## TASK
Every line below is to be copied exactly, with the pictures left out.
== DATA TO PROCESS ==
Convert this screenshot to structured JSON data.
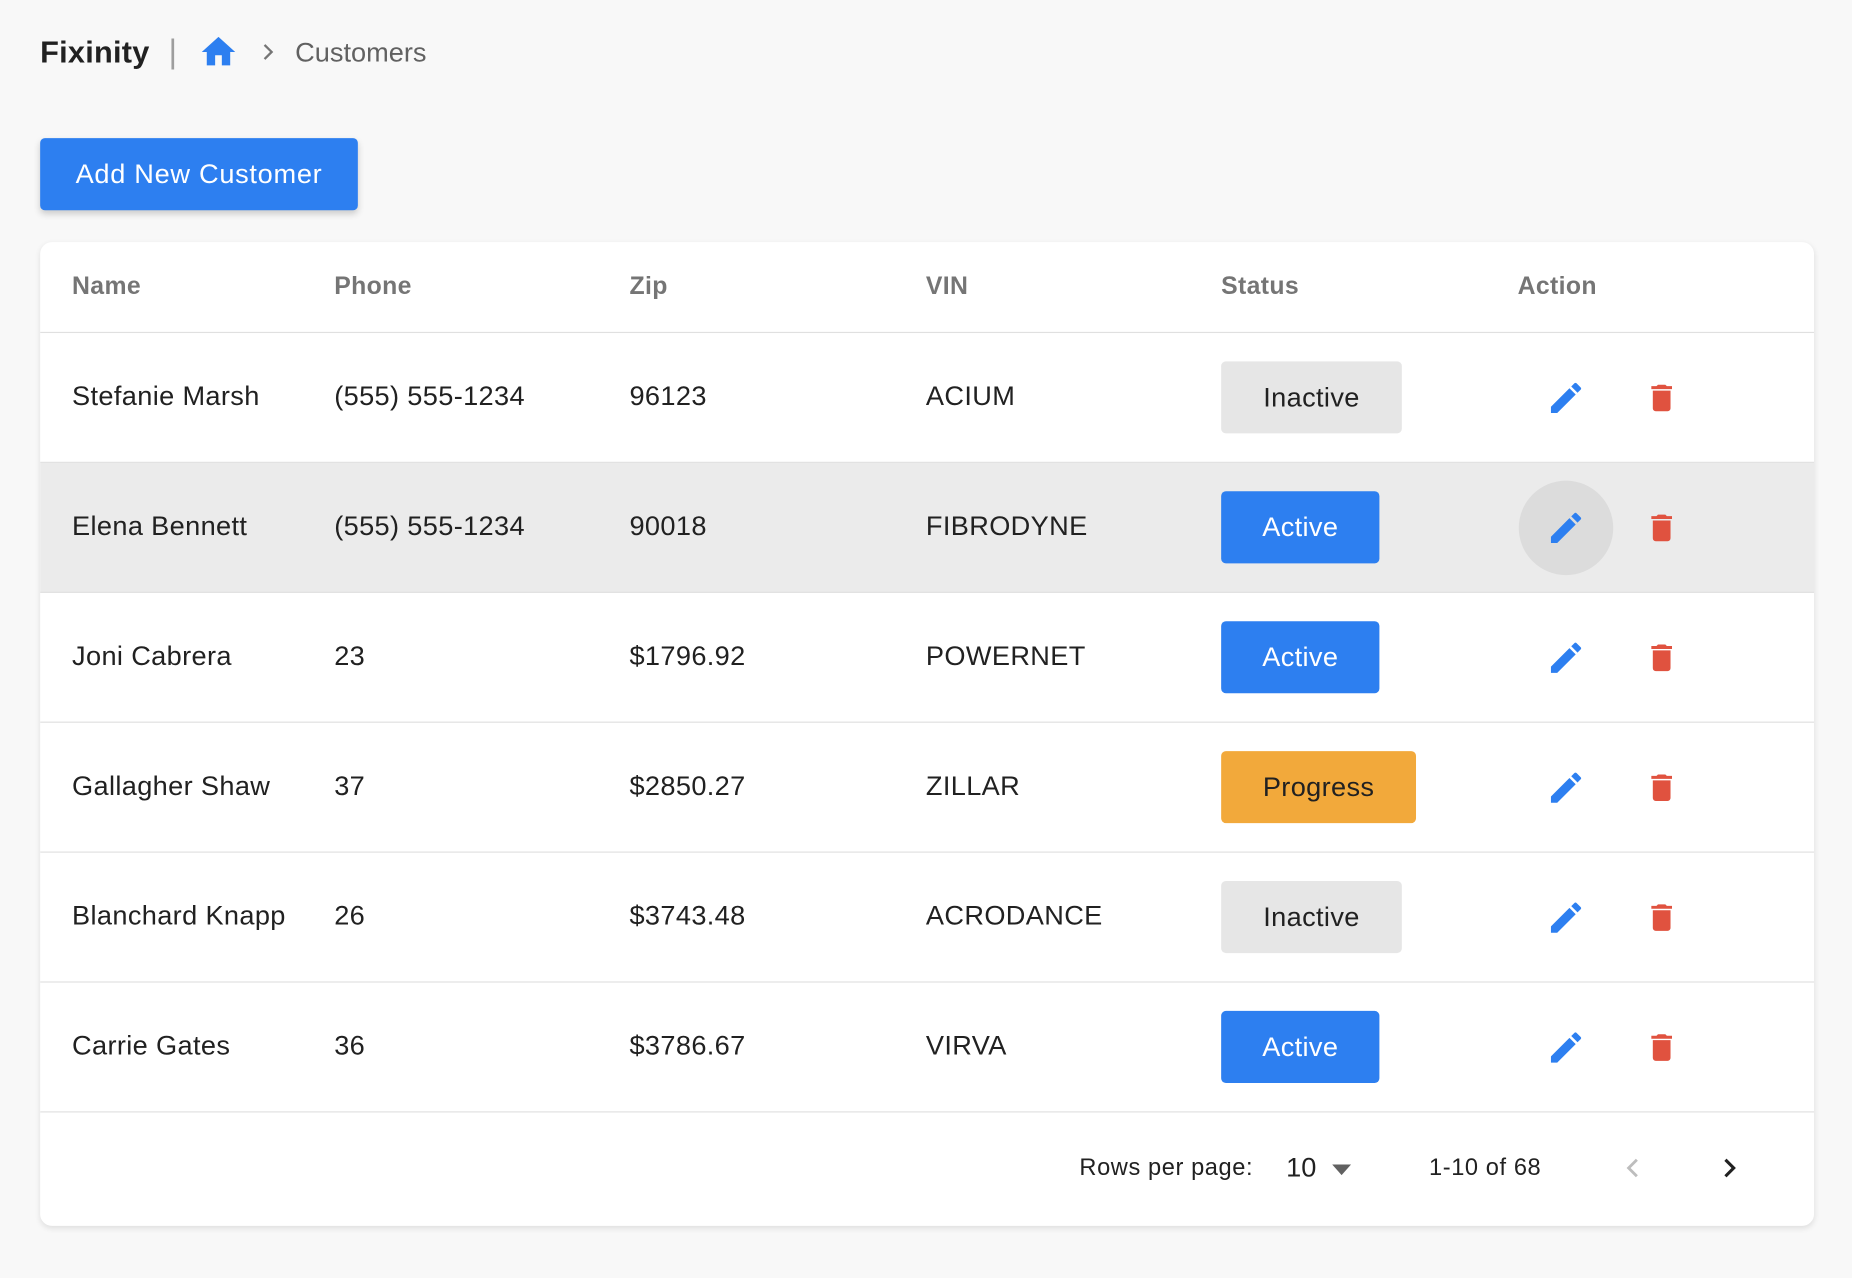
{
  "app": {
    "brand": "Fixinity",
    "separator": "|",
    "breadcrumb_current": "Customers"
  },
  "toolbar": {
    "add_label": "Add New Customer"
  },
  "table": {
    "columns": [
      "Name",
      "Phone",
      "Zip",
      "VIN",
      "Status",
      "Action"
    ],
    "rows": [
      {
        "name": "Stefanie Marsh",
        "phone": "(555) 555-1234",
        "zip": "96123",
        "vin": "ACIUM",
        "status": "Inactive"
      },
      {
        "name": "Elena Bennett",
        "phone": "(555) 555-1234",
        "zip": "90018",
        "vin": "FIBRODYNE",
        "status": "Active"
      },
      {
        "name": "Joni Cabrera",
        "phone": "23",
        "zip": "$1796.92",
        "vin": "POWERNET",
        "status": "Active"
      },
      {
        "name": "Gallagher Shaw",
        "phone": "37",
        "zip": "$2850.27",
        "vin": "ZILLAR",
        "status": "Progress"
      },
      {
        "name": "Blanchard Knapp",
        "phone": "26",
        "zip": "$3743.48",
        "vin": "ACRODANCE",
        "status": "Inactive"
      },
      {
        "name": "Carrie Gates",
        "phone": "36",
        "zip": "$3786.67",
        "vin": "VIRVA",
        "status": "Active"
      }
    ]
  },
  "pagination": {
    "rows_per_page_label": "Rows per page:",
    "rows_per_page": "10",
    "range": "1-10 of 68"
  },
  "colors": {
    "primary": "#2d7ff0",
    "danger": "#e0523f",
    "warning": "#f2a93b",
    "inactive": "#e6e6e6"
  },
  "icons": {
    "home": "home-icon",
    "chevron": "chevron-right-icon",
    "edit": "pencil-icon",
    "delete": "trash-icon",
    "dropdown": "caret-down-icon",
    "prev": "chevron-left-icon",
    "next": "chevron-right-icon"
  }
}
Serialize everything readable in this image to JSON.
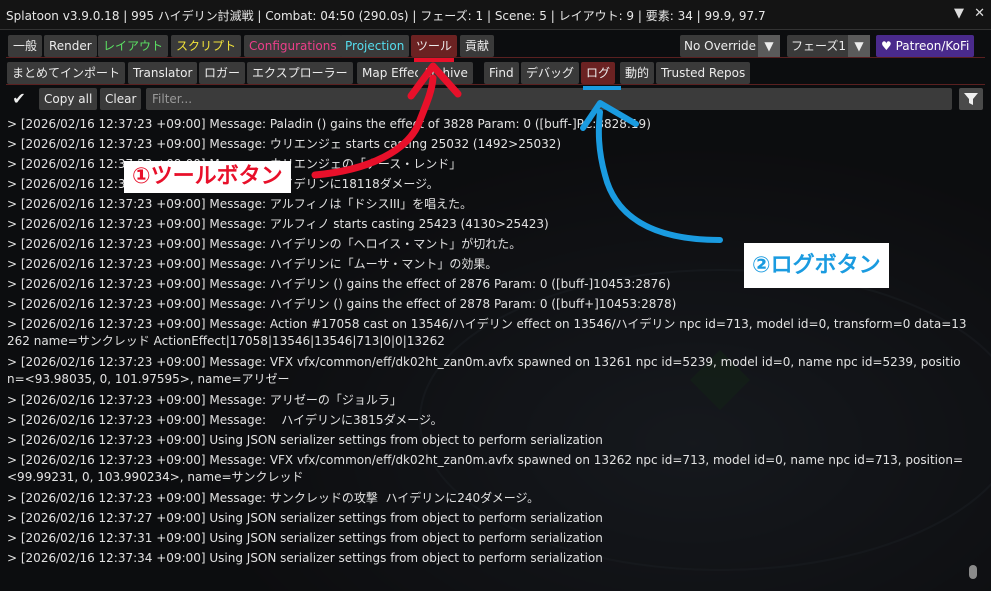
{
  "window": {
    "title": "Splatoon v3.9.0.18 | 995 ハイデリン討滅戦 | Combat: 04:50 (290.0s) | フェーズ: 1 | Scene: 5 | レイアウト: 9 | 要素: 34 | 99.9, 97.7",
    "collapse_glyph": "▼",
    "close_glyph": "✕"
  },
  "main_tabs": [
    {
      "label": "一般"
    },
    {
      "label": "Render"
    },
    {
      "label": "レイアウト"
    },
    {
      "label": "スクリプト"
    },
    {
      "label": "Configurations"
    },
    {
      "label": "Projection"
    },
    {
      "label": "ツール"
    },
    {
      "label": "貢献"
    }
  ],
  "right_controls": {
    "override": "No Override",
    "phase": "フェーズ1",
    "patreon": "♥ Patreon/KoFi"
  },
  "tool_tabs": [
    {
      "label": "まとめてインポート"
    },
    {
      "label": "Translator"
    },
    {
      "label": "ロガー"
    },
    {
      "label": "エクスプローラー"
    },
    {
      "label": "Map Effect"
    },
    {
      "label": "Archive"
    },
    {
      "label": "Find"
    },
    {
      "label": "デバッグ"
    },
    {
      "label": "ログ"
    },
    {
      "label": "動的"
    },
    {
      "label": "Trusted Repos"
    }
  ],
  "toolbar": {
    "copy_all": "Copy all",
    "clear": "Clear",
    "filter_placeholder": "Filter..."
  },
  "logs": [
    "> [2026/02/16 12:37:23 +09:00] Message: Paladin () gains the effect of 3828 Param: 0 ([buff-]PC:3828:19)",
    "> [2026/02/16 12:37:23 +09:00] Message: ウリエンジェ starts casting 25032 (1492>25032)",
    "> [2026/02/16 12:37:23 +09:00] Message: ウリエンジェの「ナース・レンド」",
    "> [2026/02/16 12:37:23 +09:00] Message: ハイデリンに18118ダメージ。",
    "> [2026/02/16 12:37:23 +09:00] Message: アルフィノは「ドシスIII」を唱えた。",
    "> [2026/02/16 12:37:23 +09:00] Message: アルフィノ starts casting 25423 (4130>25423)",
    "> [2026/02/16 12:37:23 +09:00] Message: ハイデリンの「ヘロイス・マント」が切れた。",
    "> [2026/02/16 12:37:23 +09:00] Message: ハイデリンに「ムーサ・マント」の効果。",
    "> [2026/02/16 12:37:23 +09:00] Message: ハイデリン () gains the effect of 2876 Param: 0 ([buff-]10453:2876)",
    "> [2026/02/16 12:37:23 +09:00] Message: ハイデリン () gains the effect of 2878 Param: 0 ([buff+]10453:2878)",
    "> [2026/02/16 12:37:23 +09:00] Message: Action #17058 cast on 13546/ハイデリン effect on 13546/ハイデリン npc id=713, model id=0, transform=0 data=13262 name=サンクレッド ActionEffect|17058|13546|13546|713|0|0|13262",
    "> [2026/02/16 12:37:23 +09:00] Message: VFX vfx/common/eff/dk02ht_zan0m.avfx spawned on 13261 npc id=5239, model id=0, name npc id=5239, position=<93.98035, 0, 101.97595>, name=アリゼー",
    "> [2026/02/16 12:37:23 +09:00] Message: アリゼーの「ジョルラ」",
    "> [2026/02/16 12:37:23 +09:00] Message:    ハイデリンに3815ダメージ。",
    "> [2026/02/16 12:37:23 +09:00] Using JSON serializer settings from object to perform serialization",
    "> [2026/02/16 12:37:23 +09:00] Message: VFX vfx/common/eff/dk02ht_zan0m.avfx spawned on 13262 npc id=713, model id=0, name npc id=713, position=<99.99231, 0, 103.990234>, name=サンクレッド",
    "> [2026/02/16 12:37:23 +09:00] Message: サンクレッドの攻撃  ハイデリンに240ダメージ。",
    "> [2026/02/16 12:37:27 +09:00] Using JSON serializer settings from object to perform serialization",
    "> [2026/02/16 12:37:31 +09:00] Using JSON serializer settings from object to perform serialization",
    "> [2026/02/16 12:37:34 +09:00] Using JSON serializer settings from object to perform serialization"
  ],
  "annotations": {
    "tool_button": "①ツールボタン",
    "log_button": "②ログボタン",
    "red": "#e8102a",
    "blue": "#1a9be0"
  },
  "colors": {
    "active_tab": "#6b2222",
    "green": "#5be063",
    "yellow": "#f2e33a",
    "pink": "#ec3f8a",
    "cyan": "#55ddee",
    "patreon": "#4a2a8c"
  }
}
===
## REPLY TO THE EXERCISE
Convert this screenshot to structured JSON data.
{
  "app": {
    "brand": "Fixinity",
    "separator": "|",
    "breadcrumb_current": "Customers"
  },
  "toolbar": {
    "add_label": "Add New Customer"
  },
  "table": {
    "columns": [
      "Name",
      "Phone",
      "Zip",
      "VIN",
      "Status",
      "Action"
    ],
    "rows": [
      {
        "name": "Stefanie Marsh",
        "phone": "(555) 555-1234",
        "zip": "96123",
        "vin": "ACIUM",
        "status": "Inactive"
      },
      {
        "name": "Elena Bennett",
        "phone": "(555) 555-1234",
        "zip": "90018",
        "vin": "FIBRODYNE",
        "status": "Active"
      },
      {
        "name": "Joni Cabrera",
        "phone": "23",
        "zip": "$1796.92",
        "vin": "POWERNET",
        "status": "Active"
      },
      {
        "name": "Gallagher Shaw",
        "phone": "37",
        "zip": "$2850.27",
        "vin": "ZILLAR",
        "status": "Progress"
      },
      {
        "name": "Blanchard Knapp",
        "phone": "26",
        "zip": "$3743.48",
        "vin": "ACRODANCE",
        "status": "Inactive"
      },
      {
        "name": "Carrie Gates",
        "phone": "36",
        "zip": "$3786.67",
        "vin": "VIRVA",
        "status": "Active"
      }
    ]
  },
  "pagination": {
    "rows_per_page_label": "Rows per page:",
    "rows_per_page": "10",
    "range": "1-10 of 68"
  },
  "colors": {
    "primary": "#2d7ff0",
    "danger": "#e0523f",
    "warning": "#f2a93b",
    "inactive": "#e6e6e6"
  },
  "icons": {
    "home": "home-icon",
    "chevron": "chevron-right-icon",
    "edit": "pencil-icon",
    "delete": "trash-icon",
    "dropdown": "caret-down-icon",
    "prev": "chevron-left-icon",
    "next": "chevron-right-icon"
  }
}
Serialize everything readable in this image to JSON.
{
  "window": {
    "title": "Splatoon v3.9.0.18 | 995 ハイデリン討滅戦 | Combat: 04:50 (290.0s) | フェーズ: 1 | Scene: 5 | レイアウト: 9 | 要素: 34 | 99.9, 97.7",
    "collapse_glyph": "▼",
    "close_glyph": "✕"
  },
  "main_tabs": [
    {
      "label": "一般"
    },
    {
      "label": "Render"
    },
    {
      "label": "レイアウト"
    },
    {
      "label": "スクリプト"
    },
    {
      "label": "Configurations"
    },
    {
      "label": "Projection"
    },
    {
      "label": "ツール"
    },
    {
      "label": "貢献"
    }
  ],
  "right_controls": {
    "override": "No Override",
    "phase": "フェーズ1",
    "patreon": "♥ Patreon/KoFi"
  },
  "tool_tabs": [
    {
      "label": "まとめてインポート"
    },
    {
      "label": "Translator"
    },
    {
      "label": "ロガー"
    },
    {
      "label": "エクスプローラー"
    },
    {
      "label": "Map Effect"
    },
    {
      "label": "Archive"
    },
    {
      "label": "Find"
    },
    {
      "label": "デバッグ"
    },
    {
      "label": "ログ"
    },
    {
      "label": "動的"
    },
    {
      "label": "Trusted Repos"
    }
  ],
  "toolbar": {
    "copy_all": "Copy all",
    "clear": "Clear",
    "filter_placeholder": "Filter..."
  },
  "logs": [
    "> [2026/02/16 12:37:23 +09:00] Message: Paladin () gains the effect of 3828 Param: 0 ([buff-]PC:3828:19)",
    "> [2026/02/16 12:37:23 +09:00] Message: ウリエンジェ starts casting 25032 (1492>25032)",
    "> [2026/02/16 12:37:23 +09:00] Message: ウリエンジェの「ナース・レンド」",
    "> [2026/02/16 12:37:23 +09:00] Message: ハイデリンに18118ダメージ。",
    "> [2026/02/16 12:37:23 +09:00] Message: アルフィノは「ドシスIII」を唱えた。",
    "> [2026/02/16 12:37:23 +09:00] Message: アルフィノ starts casting 25423 (4130>25423)",
    "> [2026/02/16 12:37:23 +09:00] Message: ハイデリンの「ヘロイス・マント」が切れた。",
    "> [2026/02/16 12:37:23 +09:00] Message: ハイデリンに「ムーサ・マント」の効果。",
    "> [2026/02/16 12:37:23 +09:00] Message: ハイデリン () gains the effect of 2876 Param: 0 ([buff-]10453:2876)",
    "> [2026/02/16 12:37:23 +09:00] Message: ハイデリン () gains the effect of 2878 Param: 0 ([buff+]10453:2878)",
    "> [2026/02/16 12:37:23 +09:00] Message: Action #17058 cast on 13546/ハイデリン effect on 13546/ハイデリン npc id=713, model id=0, transform=0 data=13262 name=サンクレッド ActionEffect|17058|13546|13546|713|0|0|13262",
    "> [2026/02/16 12:37:23 +09:00] Message: VFX vfx/common/eff/dk02ht_zan0m.avfx spawned on 13261 npc id=5239, model id=0, name npc id=5239, position=<93.98035, 0, 101.97595>, name=アリゼー",
    "> [2026/02/16 12:37:23 +09:00] Message: アリゼーの「ジョルラ」",
    "> [2026/02/16 12:37:23 +09:00] Message:    ハイデリンに3815ダメージ。",
    "> [2026/02/16 12:37:23 +09:00] Using JSON serializer settings from object to perform serialization",
    "> [2026/02/16 12:37:23 +09:00] Message: VFX vfx/common/eff/dk02ht_zan0m.avfx spawned on 13262 npc id=713, model id=0, name npc id=713, position=<99.99231, 0, 103.990234>, name=サンクレッド",
    "> [2026/02/16 12:37:23 +09:00] Message: サンクレッドの攻撃  ハイデリンに240ダメージ。",
    "> [2026/02/16 12:37:27 +09:00] Using JSON serializer settings from object to perform serialization",
    "> [2026/02/16 12:37:31 +09:00] Using JSON serializer settings from object to perform serialization",
    "> [2026/02/16 12:37:34 +09:00] Using JSON serializer settings from object to perform serialization"
  ],
  "annotations": {
    "tool_button": "①ツールボタン",
    "log_button": "②ログボタン",
    "red": "#e8102a",
    "blue": "#1a9be0"
  },
  "colors": {
    "active_tab": "#6b2222",
    "green": "#5be063",
    "yellow": "#f2e33a",
    "pink": "#ec3f8a",
    "cyan": "#55ddee",
    "patreon": "#4a2a8c"
  }
}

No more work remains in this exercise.